I use a Mac mini on a 55 inch TV because I have warped retinas which cause no end of headaches trying to read standard fonts.
I have been forced to move to FireFox, and I am not happy with it, but most of my reading is done on text based sites.
I can not use Safari on the iPhone or iPad for the same reason. I know we are a niche group but we have been loyal to Apple since before the Mac, come on Apple let us have the Customized fonts back.
I think this is a bug. There's still information about the Appearance preference on the Safari feature information page, which includes information about the new features only available in Safari 6.
I hope it's a bug. Sites with bad default fonts are impossible to look at now. I want my font selection back.
Where can we report it? No bug icon anymore.
For the past few days I have been researching a workaround and I found this works for me. Download a Safari extension called: "Quickstyle" by Canisbos Computing. It took some practice with the CSS, but I finally got a couple of my favorite websites tweaked the way I like them.
Simple CSS commands are:
font-family: Fill in your font name here ;
font-size: 16pt ;
font-weight: Lighter ;
Replace the values after the colon with yours. Don't forget the semicolon at the end. Other font-weight options are "Bold, Bolder, Lighter, Normal".
There are lots of other CSS commands but theses are the real basics. A quick primer on CSS may be helpful.
I hope this helps.
A great solution to the problem: http://canisbos.com/quickstyle
Quickstyle is actually easier to use than it would seem, given the developer's instructions (more capabilities than are needed for this discussion).
After installing it, all you need to do is load a page you want to customize, click the Quickstyle toolbar icon, move the pointer to over an area you want to adjust, then press a hotkey(s) to make adjustments (see table about midway down the Quickstyle page), and finally click on the page and a sheet drops down with a save button to click.
I was able to customize the display of six different sites in just a couple minutes.

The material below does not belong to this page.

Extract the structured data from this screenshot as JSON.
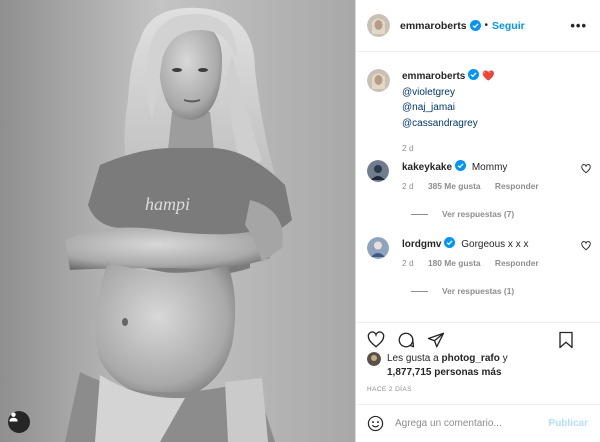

Highly recommended!
Yet another passionate plea for Apple to restore the Appearance panel, so that we can set default fonts and sizes.
Add to the list of reasons this is essential: I have very bad astigmatism (more than 6 diopters), and so am very sensitive to the relation between vertical and horizontal weights in fonts. The point? No one can predict the myriad reasons why users must be able to specify default fonts and sizes.
I totally agree. I don't have the vision problem, but it drives me crazy that I can't define the fonts. What really bugs me is trying to imagine the internal discussion at Apple where they decided to remove this feature. What possibly could have been the rationale? HTML5 or not, there are always going to be websites that either don't define fonts or use only generic fonts that look bad. I can't think of one reason, even looking at it from Apple's perspective, that would make sense to remove that panel.
There's one side of me that thinks removing it was actually an error or that for some reason, new bugs were created by that panel that they didn't want to fix, so they removed it.
I think that Apple's great success and the resulting arrogance is getting the better of them. So we have major bugs in 10.8 (battery life and system freezing), the Maps fiasco in iOS6, Apple's ridiculous pricing for adapters to the Lightning plug, etc.
Just realized today that they removed the ability to change fonts. Count me in for the people wanting that option brought back. Safari is already extremely uncustomizable, but this was just the icing on the cake. For me it's mostly an OCD thing, I prefer Helvetica/Arial to that of Times and having Times on several of my favorite websites instead of Arial is driving me nuts...
I agree. I have to be honest. I switched to a Mac this summer for all the great things I had heard about it but as I am using it more and more I am realizing that I am using Chrome, Windows apps through Parallels, etc.. It's a shame that Apple seems to think that we are all idiots and can't customize things for our better enjoyment without screwing things up. I thought Communism was dead in North America?